“She went into her bedroom and returned with a cracked leather case. She laid it down on the small center table between us. Along with the case, she brought a bottle of wine and two glasses. ‘Currant wine’ she explained. ‘I always have a glass at this time every month.’ She carefully measured out the homemade wine, and sat back.

“‘William loved that reel’ she said, raising her glass in a toast. ‘He hoped to get leave and fish it once again with his uncle.’ She carefully unbuckled the leather strap and took out the reel, setting it on a piece of velvet in the middle of the table. I knew right away it was a Perfect Reel made by Hardy Brothers. It had an ivory handle, and a hand-leaded finish.”

“‘William was sent with his regiment to France in the spring of 1916. I still have a dozen letters from him. I knew him well enough that, even if he didn’t write it directly due to censors, I knew something big was ahead. He was excited and nervous. In mid-summer I got a letter and a visit from an officer. I knew what it meant. The papers were filled with ‘Our gallant day’ and the ‘Big Push” that had spelled the beginning of the end for the Jerries. But I knew better. Women were crying and wailing. My neighbor lost her son and her husband at the same time. On July 1st, William and 57, 000 others of our best and loved went over the top of the trenches at the Somme, and fell before the Jerry lines. Their feet got tangled in barbed wire that the artillery was supposed to cut, and they got mired down in mud. The Jerries were anything but dead. Our generals were sipping champagne back at their French villas. They thought it was all going marvelously.’”

“‘It is just about time,’ she said, leaning forward toward the reel and looking again at her watch. ‘It does it on every first of the month at 9:27 PM. William must have laid a-dying the whole day in front of the German wire. They found him the next day. He had crawled forward towards their lines, dragging his satchel of grenades behind him. Machine gun got him they told me.’ At that very moment, the handle of the reel began to turn on its own, emitting a 'tat-a-tat-a-tat' sound from its check mechanism that exactly matched the sound of a maxim machine-gun. ‘1912 model,’ I mumbled, the hair on my neck standing up and shivers running down my spine. ‘Yes,’ she answered, ‘the year we were married.’

“I understand,’ I reassured her as I left the small house in Graves Lane.

“What ever happened to the reel?” Larry asked with rapt attention.

“I never found out, nor did I inquire. In some ways, I am glad for that. You would have had to be there to hear that eerie machine-gun noise that the reel admitted all by itself. I guess William did not want to let his dreams die so easily. Perhaps this was his way of protesting to future generations the bitter futility of war.”

“To a whole generation that were butchered and damned." Eric Bogle, from the song ‘No man's land’

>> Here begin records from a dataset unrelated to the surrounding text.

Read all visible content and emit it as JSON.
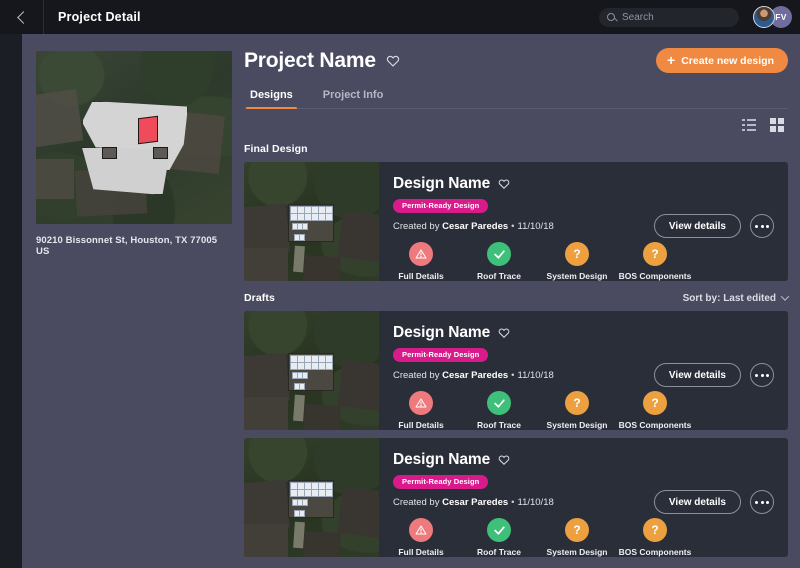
{
  "topbar": {
    "back_label": "Back",
    "title": "Project Detail",
    "search_placeholder": "Search",
    "search_value": "",
    "avatar_initials": "FV"
  },
  "property": {
    "address": "90210 Bissonnet St, Houston, TX 77005 US"
  },
  "header": {
    "project_name": "Project Name",
    "create_button": "Create new design",
    "create_button_icon": "plus-icon",
    "favorite_icon": "heart-outline-icon",
    "accent_color": "#f08a42"
  },
  "tabs": [
    {
      "label": "Designs",
      "active": true
    },
    {
      "label": "Project Info",
      "active": false
    }
  ],
  "view_toggle": {
    "list_icon": "list-view-icon",
    "grid_icon": "grid-view-icon",
    "active": "grid"
  },
  "sections": [
    {
      "title": "Final Design",
      "sort_label": "",
      "show_sort": false
    },
    {
      "title": "Drafts",
      "sort_label": "Sort by: Last edited",
      "show_sort": true
    }
  ],
  "status_colors": {
    "warning": "#ee7a7e",
    "complete": "#3fc07a",
    "unknown": "#eda040",
    "badge": "#d91a8a"
  },
  "design_card": {
    "name": "Design Name",
    "badge": "Permit-Ready Design",
    "created_prefix": "Created by",
    "author": "Cesar Paredes",
    "separator": "•",
    "date": "11/10/18",
    "view_button": "View details",
    "more_button": "More options",
    "favorite_icon": "heart-outline-icon",
    "statuses": [
      {
        "label": "Full Details",
        "state": "warn",
        "glyph": "warning-triangle-icon"
      },
      {
        "label": "Roof Trace",
        "state": "ok",
        "glyph": "check-icon"
      },
      {
        "label": "System Design",
        "state": "unk",
        "glyph": "question-icon"
      },
      {
        "label": "BOS Components",
        "state": "unk",
        "glyph": "question-icon"
      }
    ]
  },
  "cards": [
    {
      "section": "Final Design",
      "index": 0
    },
    {
      "section": "Drafts",
      "index": 1
    },
    {
      "section": "Drafts",
      "index": 2
    }
  ]
}
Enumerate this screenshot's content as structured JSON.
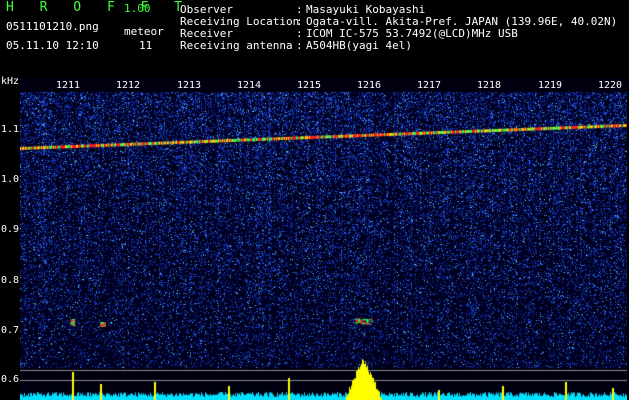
{
  "header": {
    "brand": "H R O F F T",
    "version": "1.00",
    "filename": "0511101210.png",
    "meteor_label": "meteor",
    "datetime": "05.11.10 12:10",
    "meteor_count": "11"
  },
  "info": [
    {
      "key": "Observer",
      "value": "Masayuki Kobayashi"
    },
    {
      "key": "Receiving Location",
      "value": "Ogata-vill. Akita-Pref. JAPAN (139.96E, 40.02N)"
    },
    {
      "key": "Receiver",
      "value": "ICOM IC-575 53.7492(@LCD)MHz USB"
    },
    {
      "key": "Receiving antenna",
      "value": "A504HB(yagi 4el)"
    }
  ],
  "separator": ":",
  "axis": {
    "y_unit": "kHz",
    "y_labels": [
      "1.1",
      "1.0",
      "0.9",
      "0.8",
      "0.7",
      "0.6"
    ],
    "time_labels": [
      "1211",
      "1212",
      "1213",
      "1214",
      "1215",
      "1216",
      "1217",
      "1218",
      "1219",
      "1220"
    ]
  },
  "colors": {
    "background": "#000000",
    "header_text": "#ffffff",
    "brand_green": "#3cff3c",
    "noise_blue": "#1e3cc8",
    "signal_red": "#ff2020",
    "signal_green": "#20ff60",
    "cyan_baseline": "#00e0ff",
    "yellow_peaks": "#ffff00"
  }
}
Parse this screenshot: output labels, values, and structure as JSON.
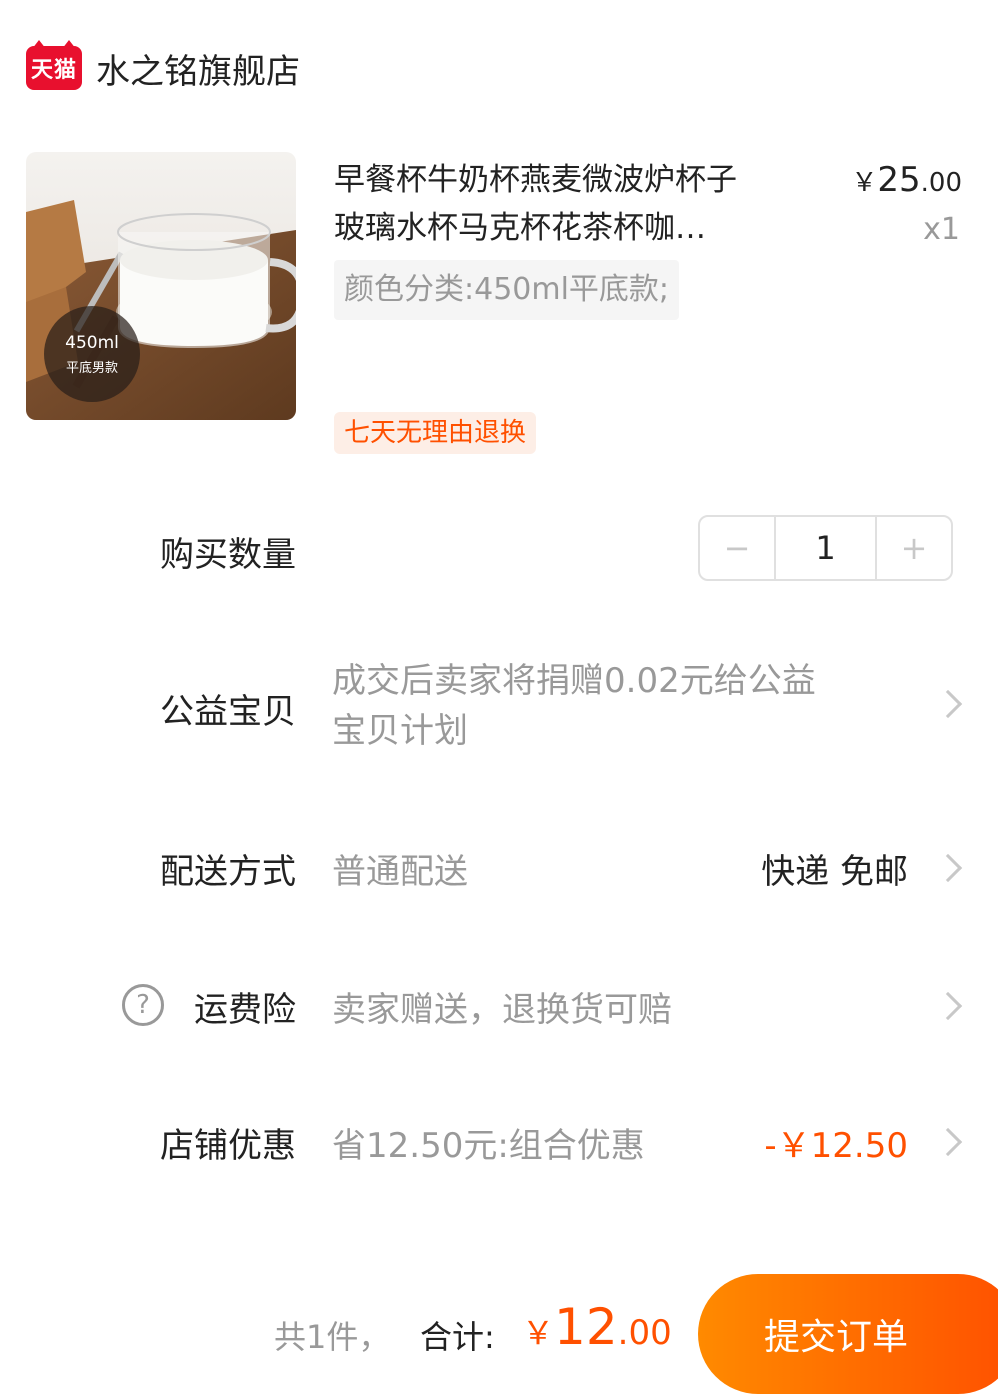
{
  "shop": {
    "logo_text": "天猫",
    "name": "水之铭旗舰店"
  },
  "product": {
    "title_line1": "早餐杯牛奶杯燕麦微波炉杯子",
    "title_line2": "玻璃水杯马克杯花茶杯咖…",
    "price_currency": "￥",
    "price_int": "25",
    "price_dec": ".00",
    "quantity_label": "x1",
    "sku": "颜色分类:450ml平底款;",
    "tag": "七天无理由退换",
    "image_badge_line1": "450ml",
    "image_badge_line2": "平底男款"
  },
  "rows": {
    "quantity": {
      "label": "购买数量",
      "minus": "−",
      "value": "1",
      "plus": "+"
    },
    "charity": {
      "label": "公益宝贝",
      "value_line1": "成交后卖家将捐赠0.02元给公益",
      "value_line2": "宝贝计划"
    },
    "delivery": {
      "label": "配送方式",
      "value": "普通配送",
      "right": "快递 免邮"
    },
    "insurance": {
      "label": "运费险",
      "help_icon": "?",
      "value": "卖家赠送，退换货可赔"
    },
    "store_discount": {
      "label": "店铺优惠",
      "value": "省12.50元:组合优惠",
      "right": "-￥12.50"
    }
  },
  "footer": {
    "count": "共1件，",
    "total_label": "合计:",
    "total_currency": "￥",
    "total_int": "12",
    "total_dec": ".00",
    "submit_label": "提交订单"
  },
  "colors": {
    "accent": "#ff5000",
    "tmall_red": "#e8102e",
    "muted": "#999999"
  }
}
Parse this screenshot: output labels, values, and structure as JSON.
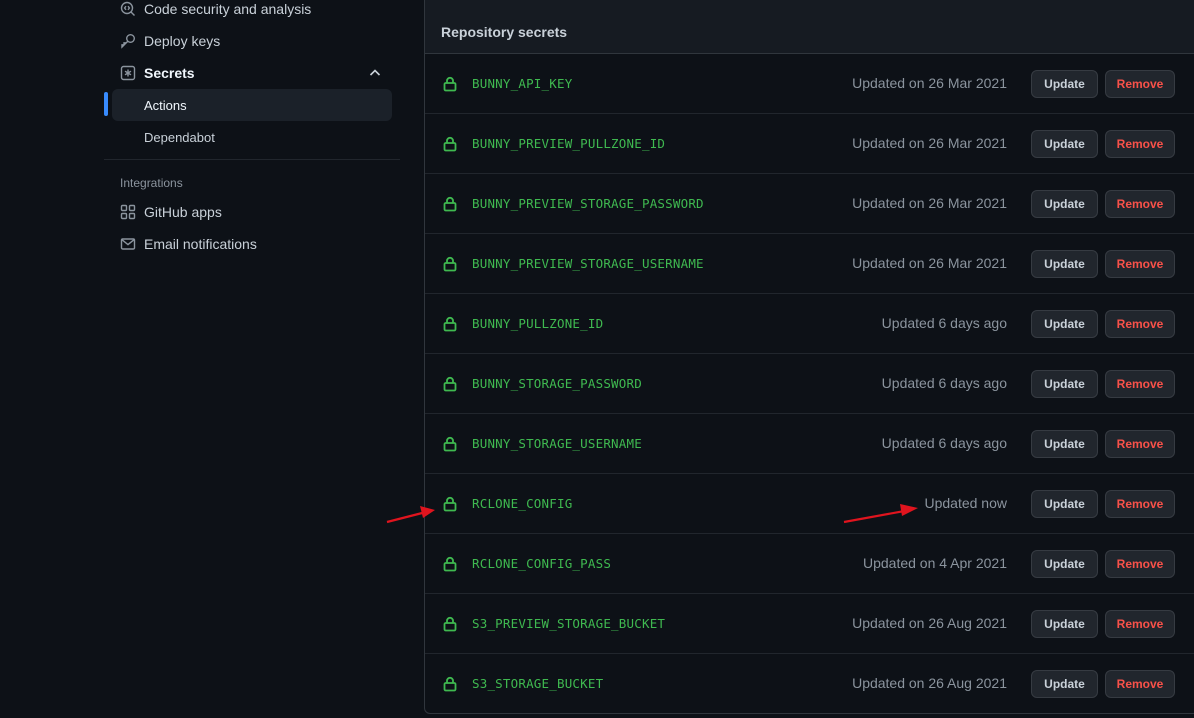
{
  "sidebar": {
    "items": [
      {
        "label": "Code security and analysis",
        "icon": "codescan-icon"
      },
      {
        "label": "Deploy keys",
        "icon": "key-icon"
      },
      {
        "label": "Secrets",
        "icon": "asterisk-icon"
      }
    ],
    "secrets_sub": [
      {
        "label": "Actions"
      },
      {
        "label": "Dependabot"
      }
    ],
    "integrations_label": "Integrations",
    "integrations": [
      {
        "label": "GitHub apps",
        "icon": "apps-icon"
      },
      {
        "label": "Email notifications",
        "icon": "mail-icon"
      }
    ]
  },
  "secrets": {
    "title": "Repository secrets",
    "update_label": "Update",
    "remove_label": "Remove",
    "rows": [
      {
        "name": "BUNNY_API_KEY",
        "updated": "Updated on 26 Mar 2021"
      },
      {
        "name": "BUNNY_PREVIEW_PULLZONE_ID",
        "updated": "Updated on 26 Mar 2021"
      },
      {
        "name": "BUNNY_PREVIEW_STORAGE_PASSWORD",
        "updated": "Updated on 26 Mar 2021"
      },
      {
        "name": "BUNNY_PREVIEW_STORAGE_USERNAME",
        "updated": "Updated on 26 Mar 2021"
      },
      {
        "name": "BUNNY_PULLZONE_ID",
        "updated": "Updated 6 days ago"
      },
      {
        "name": "BUNNY_STORAGE_PASSWORD",
        "updated": "Updated 6 days ago"
      },
      {
        "name": "BUNNY_STORAGE_USERNAME",
        "updated": "Updated 6 days ago"
      },
      {
        "name": "RCLONE_CONFIG",
        "updated": "Updated now"
      },
      {
        "name": "RCLONE_CONFIG_PASS",
        "updated": "Updated on 4 Apr 2021"
      },
      {
        "name": "S3_PREVIEW_STORAGE_BUCKET",
        "updated": "Updated on 26 Aug 2021"
      },
      {
        "name": "S3_STORAGE_BUCKET",
        "updated": "Updated on 26 Aug 2021"
      }
    ]
  },
  "colors": {
    "background": "#0d1117",
    "secret_name": "#3fb950",
    "remove_text": "#f85149",
    "active_indicator": "#388bfd",
    "annotation_arrow": "#e0141e"
  }
}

Author’s note: This story was inspired by a discussion I read on the classic rod forum regarding the early Hardy perfects and some speculation as to what became of their original owners due to the reels being in remarkable shape for their age. I took a walk, mused a bit, and came up with this. The reader may recognize the names of Sassoon and Graves, which I borrowed on purpose. These refer to Siegfried Sassoon and Robert Graves, two English poets and authors who became outspoken critics of the war, and the way it was being conducted with disregard to the wholesale waste and sacrifice of human life.